“MISTA is based in San Francisco but we’re connected globally,” said Scott May, head of the MISTA ecosystem. “We learn from other ecosystems. That’s the future.”
Julie Simonson is an executive board member with the University of Minnesota’s Plant Protein Innovation Centre and said ecosystems must reach out to each other to be successful.
“That is how we achieve our goals. It is about reaching out and not staying in your silo.”
When the centre was first established 2½ years ago to fund pre-competitive research to support the needs of the plant-protein industry, Simonson said they hoped to get 15 member companies within two years. They now have 35 members and are reaching out to academics beyond the University of Minnesota for funding proposals.
“It’s exciting to see where we’re going,” said Simonson, who is a vice-president at Schwan’s. “We’re developing the talent of the future. These students are going to be recruited by industry because of their talent and knowledge.”
At MISTA, an innovation platform aiming to transform the global food system with the collaboration of large companies and startups, they rely on their members to be committed to the ecosystem and learn from each other.
The food industry is behind other industries that have figured this out, said May, vice-president of innovation at Givaudan.
“Of course, we can learn from them and hopefully even take a step beyond.”
Trust and reciprocity are key at MISTA or any ecosystem, he said.
“Instead of ‘how do I win at the expense of everyone else, it’s how do we win?’”
People at MISTA are there to learn, and take those learnings back to their companies, and they are also there to share.
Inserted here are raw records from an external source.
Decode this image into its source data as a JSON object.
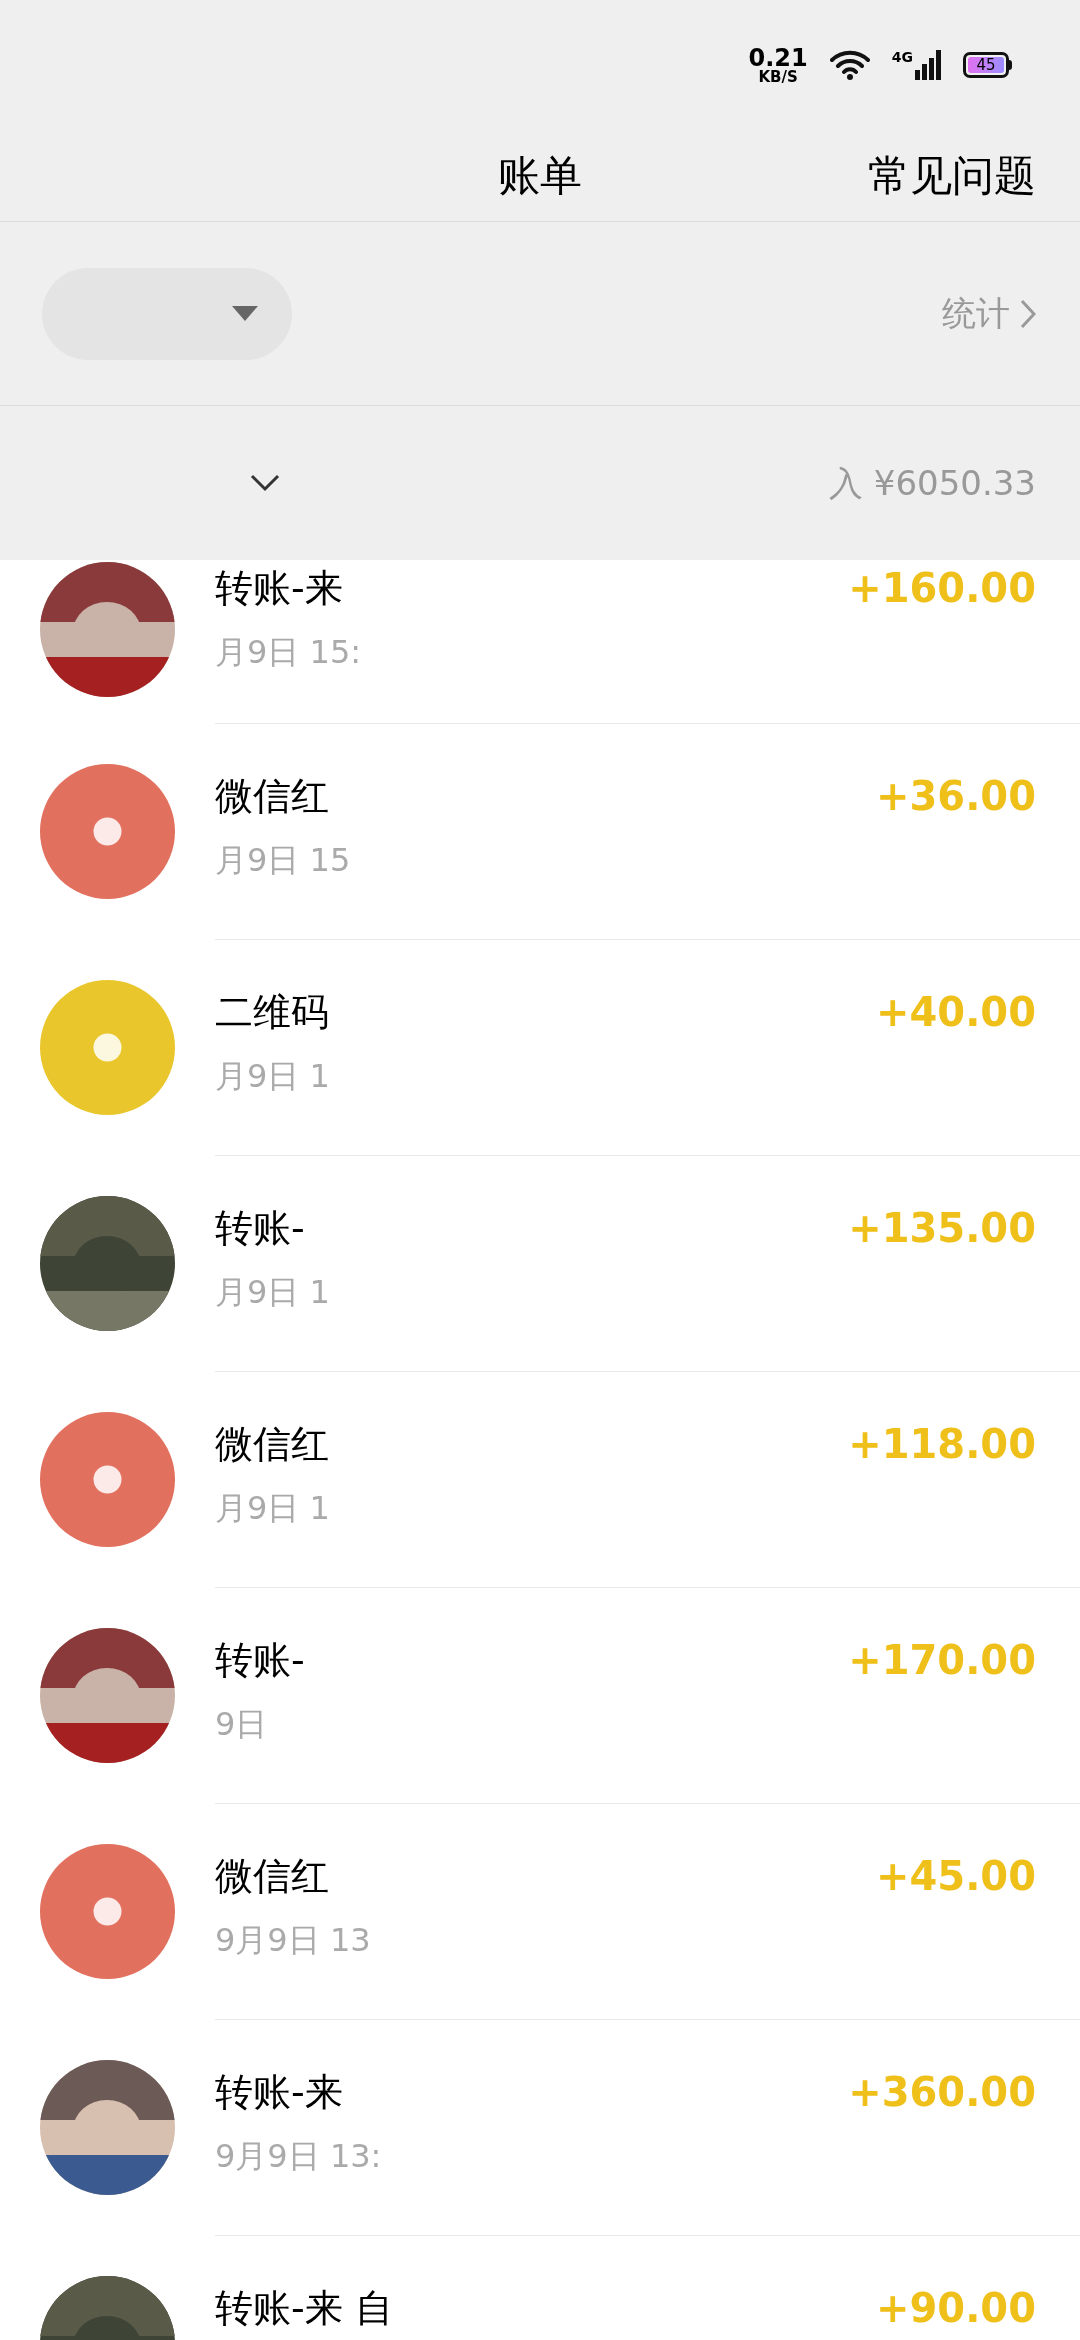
{
  "status_bar": {
    "speed": "0.21",
    "speed_unit": "KB/S",
    "network": "4G",
    "battery": "45"
  },
  "nav": {
    "title": "账单",
    "action": "常见问题"
  },
  "filter": {
    "stats_link": "统计"
  },
  "summary": {
    "text": "入 ¥6050.33"
  },
  "transactions": [
    {
      "title": "转账-来",
      "time": "月9日 15:",
      "amount": "+160.00"
    },
    {
      "kind": "red_packet",
      "title": "微信红",
      "time": "月9日 15",
      "amount": "+36.00"
    },
    {
      "kind": "qr_code",
      "title": "二维码",
      "time": "月9日 1",
      "amount": "+40.00"
    },
    {
      "title": "转账-",
      "time": "月9日 1",
      "amount": "+135.00"
    },
    {
      "kind": "red_packet",
      "title": "微信红",
      "time": "月9日 1",
      "amount": "+118.00"
    },
    {
      "title": "转账-",
      "time": "9日",
      "amount": "+170.00"
    },
    {
      "kind": "red_packet",
      "title": "微信红",
      "time": "9月9日 13",
      "amount": "+45.00"
    },
    {
      "title": "转账-来",
      "time": "9月9日 13:",
      "amount": "+360.00"
    },
    {
      "title": "转账-来 自",
      "amount": "+90.00"
    }
  ]
}
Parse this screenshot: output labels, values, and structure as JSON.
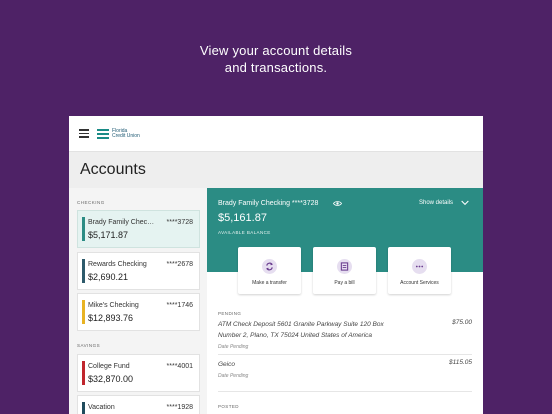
{
  "promo": {
    "line1": "View your account details",
    "line2": "and transactions."
  },
  "brand": {
    "logo_line1": "Florida",
    "logo_line2": "Credit Union"
  },
  "page_title": "Accounts",
  "sidebar": {
    "checking_label": "CHECKING",
    "savings_label": "SAVINGS",
    "accounts": [
      {
        "name": "Brady Family Chec…",
        "number": "****3728",
        "balance": "$5,171.87",
        "color": "#2b8c84"
      },
      {
        "name": "Rewards Checking",
        "number": "****2678",
        "balance": "$2,690.21",
        "color": "#2d5a6b"
      },
      {
        "name": "Mike's Checking",
        "number": "****1746",
        "balance": "$12,893.76",
        "color": "#e8b323"
      },
      {
        "name": "College Fund",
        "number": "****4001",
        "balance": "$32,870.00",
        "color": "#c0262d"
      },
      {
        "name": "Vacation",
        "number": "****1928",
        "balance": "",
        "color": "#1f4b5c"
      }
    ]
  },
  "detail": {
    "title": "Brady Family Checking ****3728",
    "show_details": "Show details",
    "balance": "$5,161.87",
    "available_label": "AVAILABLE BALANCE",
    "actions": [
      {
        "label": "Make a transfer",
        "icon": "transfer-icon"
      },
      {
        "label": "Pay a bill",
        "icon": "bill-icon"
      },
      {
        "label": "Account Services",
        "icon": "more-icon"
      }
    ]
  },
  "transactions": {
    "pending_label": "PENDING",
    "posted_label": "POSTED",
    "pending": [
      {
        "description": "ATM Check Deposit 5601 Granite Parkway Suite 120 Box Number 2, Plano, TX 75024 United States of America",
        "amount": "$75.00",
        "date": "Date Pending"
      },
      {
        "description": "Geico",
        "amount": "$115.05",
        "date": "Date Pending"
      }
    ]
  },
  "colors": {
    "background": "#4e2266",
    "teal": "#2b8c84",
    "accent": "#7b4fa0"
  }
}
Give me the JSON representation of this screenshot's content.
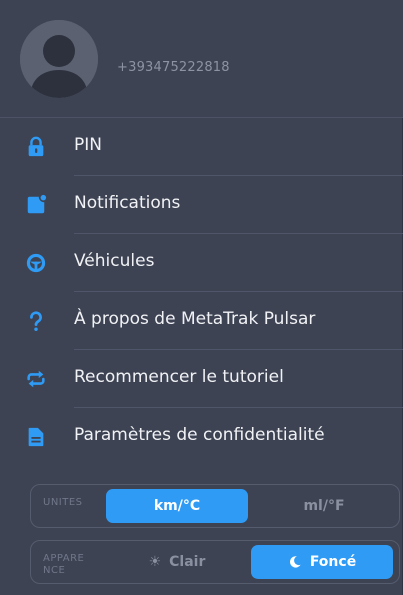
{
  "profile": {
    "phone": "+393475222818"
  },
  "menu": {
    "items": [
      {
        "label": "PIN",
        "icon": "lock-icon"
      },
      {
        "label": "Notifications",
        "icon": "notification-icon"
      },
      {
        "label": "Véhicules",
        "icon": "steering-wheel-icon"
      },
      {
        "label": "À propos de MetaTrak Pulsar",
        "icon": "question-icon"
      },
      {
        "label": "Recommencer le tutoriel",
        "icon": "repeat-icon"
      },
      {
        "label": "Paramètres de confidentialité",
        "icon": "document-icon"
      }
    ]
  },
  "units": {
    "caption": "UNITES",
    "options": [
      "km/°C",
      "ml/°F"
    ],
    "selected": "km/°C"
  },
  "appearance": {
    "caption": "APPARE NCE",
    "options": [
      "Clair",
      "Foncé"
    ],
    "selected": "Foncé"
  },
  "colors": {
    "background": "#3d4353",
    "accent": "#2f9bf5",
    "text": "#f1f2f5",
    "muted": "#8d93a3"
  }
}
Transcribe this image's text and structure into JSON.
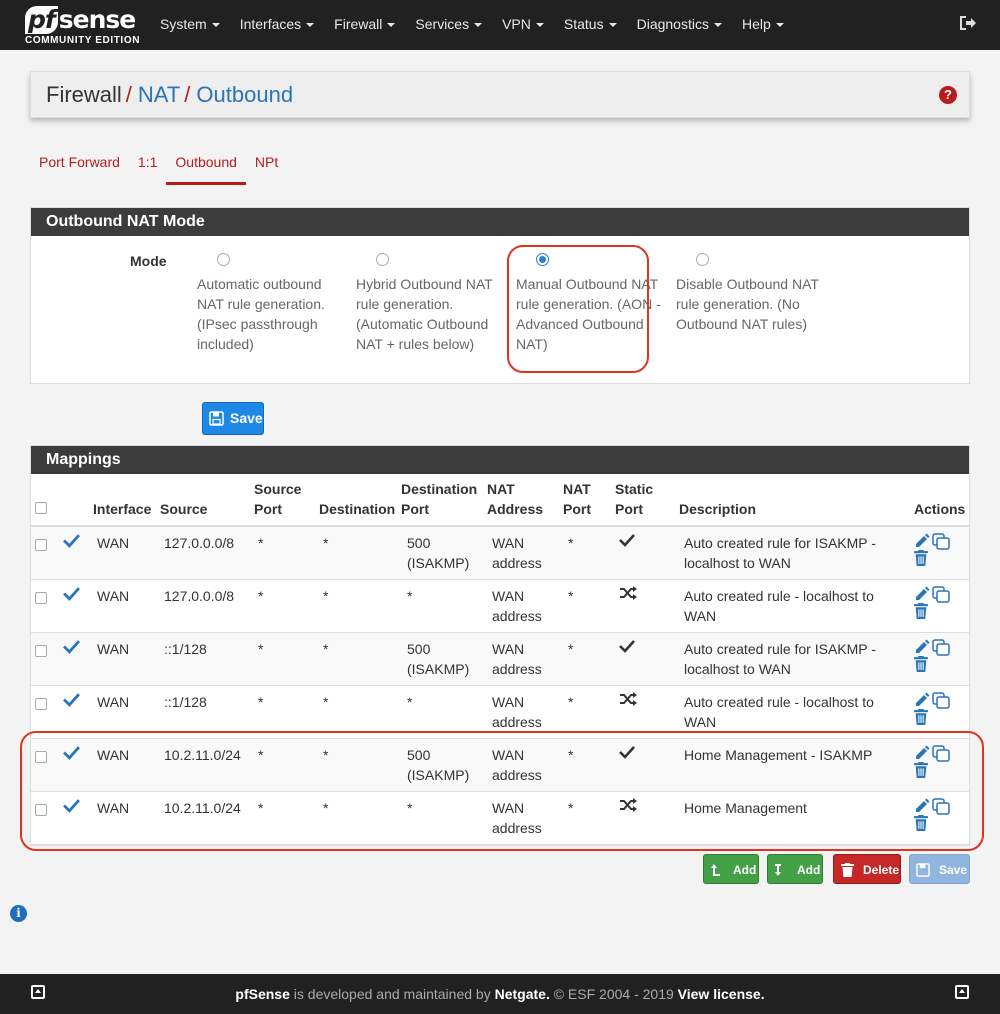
{
  "brand": {
    "logo_text": "sense",
    "logo_prefix": "pf",
    "edition": "COMMUNITY EDITION"
  },
  "nav": [
    "System",
    "Interfaces",
    "Firewall",
    "Services",
    "VPN",
    "Status",
    "Diagnostics",
    "Help"
  ],
  "breadcrumb": {
    "first": "Firewall",
    "second": "NAT",
    "third": "Outbound"
  },
  "tabs": [
    "Port Forward",
    "1:1",
    "Outbound",
    "NPt"
  ],
  "active_tab": "Outbound",
  "mode_panel": {
    "title": "Outbound NAT Mode",
    "label": "Mode",
    "options": [
      {
        "text": "Automatic outbound NAT rule generation. (IPsec passthrough included)",
        "checked": false
      },
      {
        "text": "Hybrid Outbound NAT rule generation. (Automatic Outbound NAT + rules below)",
        "checked": false
      },
      {
        "text": "Manual Outbound NAT rule generation. (AON - Advanced Outbound NAT)",
        "checked": true
      },
      {
        "text": "Disable Outbound NAT rule generation. (No Outbound NAT rules)",
        "checked": false
      }
    ],
    "save_label": "Save"
  },
  "mappings": {
    "title": "Mappings",
    "headers": {
      "interface": "Interface",
      "source": "Source",
      "source_port": "Source Port",
      "destination": "Destination",
      "destination_port": "Destination Port",
      "nat_address": "NAT Address",
      "nat_port": "NAT Port",
      "static_port": "Static Port",
      "description": "Description",
      "actions": "Actions"
    },
    "rows": [
      {
        "interface": "WAN",
        "source": "127.0.0.0/8",
        "source_port": "*",
        "destination": "*",
        "destination_port": "500 (ISAKMP)",
        "nat_address": "WAN address",
        "nat_port": "*",
        "static_port": "check",
        "description": "Auto created rule for ISAKMP - localhost to WAN"
      },
      {
        "interface": "WAN",
        "source": "127.0.0.0/8",
        "source_port": "*",
        "destination": "*",
        "destination_port": "*",
        "nat_address": "WAN address",
        "nat_port": "*",
        "static_port": "shuffle",
        "description": "Auto created rule - localhost to WAN"
      },
      {
        "interface": "WAN",
        "source": "::1/128",
        "source_port": "*",
        "destination": "*",
        "destination_port": "500 (ISAKMP)",
        "nat_address": "WAN address",
        "nat_port": "*",
        "static_port": "check",
        "description": "Auto created rule for ISAKMP - localhost to WAN"
      },
      {
        "interface": "WAN",
        "source": "::1/128",
        "source_port": "*",
        "destination": "*",
        "destination_port": "*",
        "nat_address": "WAN address",
        "nat_port": "*",
        "static_port": "shuffle",
        "description": "Auto created rule - localhost to WAN"
      },
      {
        "interface": "WAN",
        "source": "10.2.11.0/24",
        "source_port": "*",
        "destination": "*",
        "destination_port": "500 (ISAKMP)",
        "nat_address": "WAN address",
        "nat_port": "*",
        "static_port": "check",
        "description": "Home Management - ISAKMP"
      },
      {
        "interface": "WAN",
        "source": "10.2.11.0/24",
        "source_port": "*",
        "destination": "*",
        "destination_port": "*",
        "nat_address": "WAN address",
        "nat_port": "*",
        "static_port": "shuffle",
        "description": "Home Management"
      }
    ]
  },
  "buttons": {
    "add_top": "Add",
    "add_bottom": "Add",
    "delete": "Delete",
    "save": "Save"
  },
  "footer": {
    "brand": "pfSense",
    "text1": " is developed and maintained by ",
    "company": "Netgate.",
    "text2": " © ESF 2004 - 2019 ",
    "license": "View license."
  },
  "colors": {
    "accent_red": "#b71c1c",
    "link_blue": "#2a74b8",
    "nav_bg": "#212121",
    "panel_heading": "#3c3c3c",
    "highlight": "#e0341f"
  }
}
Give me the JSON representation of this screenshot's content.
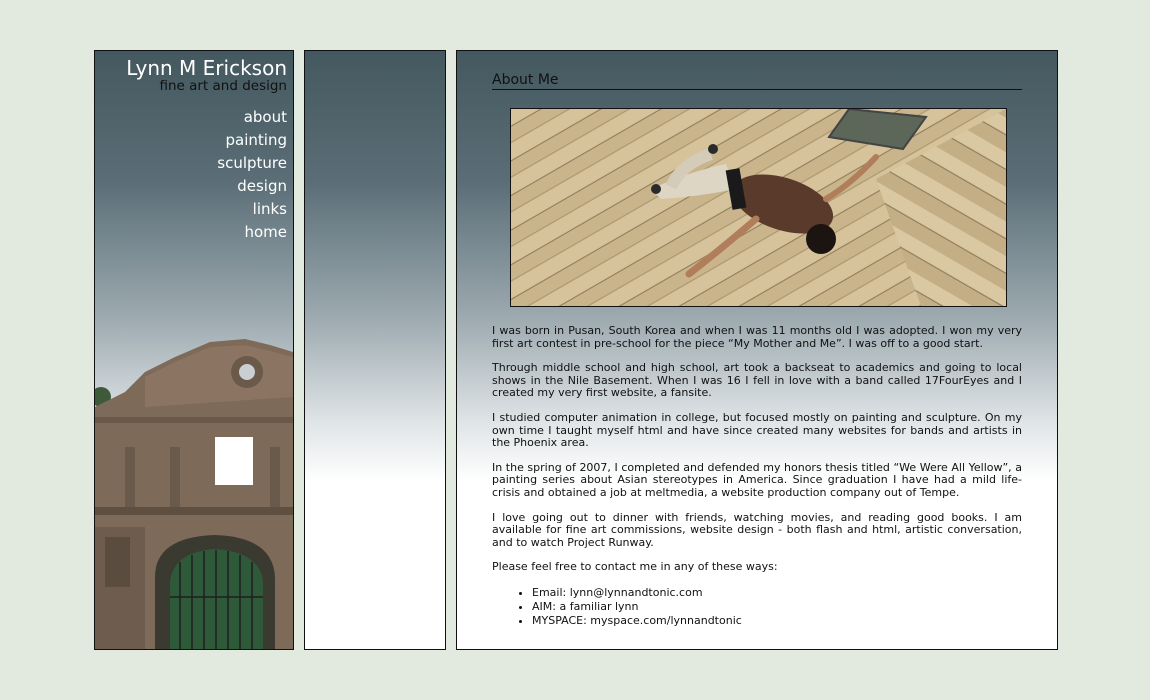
{
  "site": {
    "name": "Lynn M Erickson",
    "tagline": "fine art and design"
  },
  "nav": [
    "about",
    "painting",
    "sculpture",
    "design",
    "links",
    "home"
  ],
  "page": {
    "heading": "About Me",
    "paragraphs": [
      "I was born in Pusan, South Korea and when I was 11 months old I was adopted. I won my very first art contest in pre-school for the piece “My Mother and Me”. I was off to a good start.",
      "Through middle school and high school, art took a backseat to academics and going to local shows in the Nile Basement. When I was 16 I fell in love with a band called 17FourEyes and I created my very first website, a fansite.",
      "I studied computer animation in college, but focused mostly on painting and sculpture. On my own time I taught myself html and have since created many websites for bands and artists in the Phoenix area.",
      "In the spring of 2007, I completed and defended my honors thesis titled “We Were All Yellow”, a painting series about Asian stereotypes in America. Since graduation I have had a mild life-crisis and obtained a job at meltmedia, a website production company out of Tempe.",
      "I love going out to dinner with friends, watching movies, and reading good books. I am available for fine art commissions, website design - both flash and html, artistic conversation, and to watch Project Runway.",
      "Please feel free to contact me in any of these ways:"
    ],
    "contacts": [
      "Email: lynn@lynnandtonic.com",
      "AIM: a familiar lynn",
      "MYSPACE: myspace.com/lynnandtonic"
    ]
  },
  "colors": {
    "page_bg": "#e2eae0",
    "panel_top": "#44585f",
    "panel_bottom": "#ffffff"
  }
}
It’s a critical balance, May said.
Protein Industries Canada is based in the heart of the Canadian prairies but it has a national mandate to increase the production and processing of plant-based ingredients and food, said Stephenson.
When the organization started three years ago it knew its work “couldn’t be done in a vacuum,” she said.
“You can’t grow an ecosystem with one organization.”
They currently have more than 300 members and have just launched an ambitious plan to grow Canada’s share of the global plant-based market. That success and its future goals are due to the strength of their ecosystem, Stephenson said.
“When we started we focused on R&D,” she said. That built a strong foundation but they quickly learned they needed to create an ecosystem.
“It’s really about the willingness of our companies to step up and be innovative and, more importantly, to work together to accelerate that innovation. It’s them that make it possible. We’re here to support them.”
The plant-based industry is a relatively young one, Stephenson said.
“A young ecosystem just doesn’t operate the way a mature ecosystem does. Those companies need a lot more support, not just financially.
“There are a lot of complexities that have to be examined when building an ecosystem.”
Simonson said they learned in building their ecosystem that they had to listen — a lot.
“What are they looking for? What are the objectives? The goals?
“We had to make sure we’re advancing the research but that we’re also meeting the needs of the companies as this industry is quickly evolving.”
These ecosystems are also exciting in that they offer a way to tackle larger scale problems, such as climate change, said May.
“This is what is going to get us across the line in solving some of these big challenges.”